It was clear throughout my trip that I was succeeding with the mask of grim arrogance, because people kept speaking Russian to me in a way that suggested they expected me to understand them. The intimidating lady behind the window certainly did. At this point I was too shy to bring out my "yah ne punamayo" (although by the end of the week I was tossing it out with abandon, using it to extricate myself from every uncomfortable or bewildering situation), so I just shrugged my shoulders and looked stupid. She muttered to herself and shook her head as she shoved my pass and change under the window with disgust. I felt a little embarrassed but I had my pass, so what the hell.

(In my defense, on the language issue: No matter how badly they butcher a word or mangle a phrase, I can always deduce what my Russian friends are trying to say as they struggle for fluency in English. However -- they absolutely insist that if I utter one word in Russian that does not sound exactly as they expect it to, they will have absolutely no idea what I'm trying to say -- none, nope, not a word, not at all. Before I left for Moscow, Artem told me I shouldn't even bother trying to learn any Russian, as I would never be able to communicate with anyone anyway. Definitely not a confidence builder. Toward the end of the week, when I wanted to get a metro pass for five trips, I asked Alexey: "If I give her 100 rubles this time and say p'yot, will she understand what I want?" No, he said, she would certainly not understand. She might, however, understand if I said p'yat, but since I can't say that, I should just hold up five fingers. I looked at him in disbelief. The CDs I studied with clearly said p'yot, for one thing, and for another, how does this differ from when you guys say, for example, nature-all instead of natural? I understand that! How hard can it possibly be? But no.)

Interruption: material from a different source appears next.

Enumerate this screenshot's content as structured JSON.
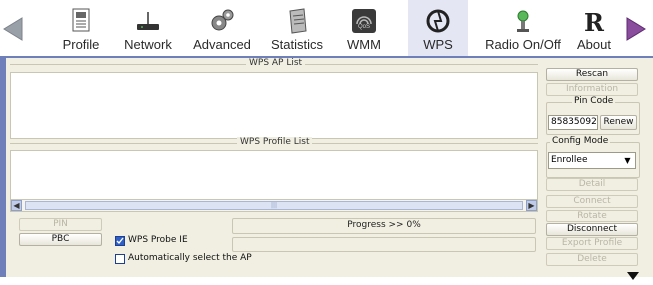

To be continued . . .

Wednesday, September 3, 2008

I would have missed it if I'd been driving

Overheard while walking past Gold Door -- tatted, pierced, shaggy-black-haired hipster in skinny jeans and chucks, to similarly attired peers:

"I saved a whole bunch of money by switching to Geico!"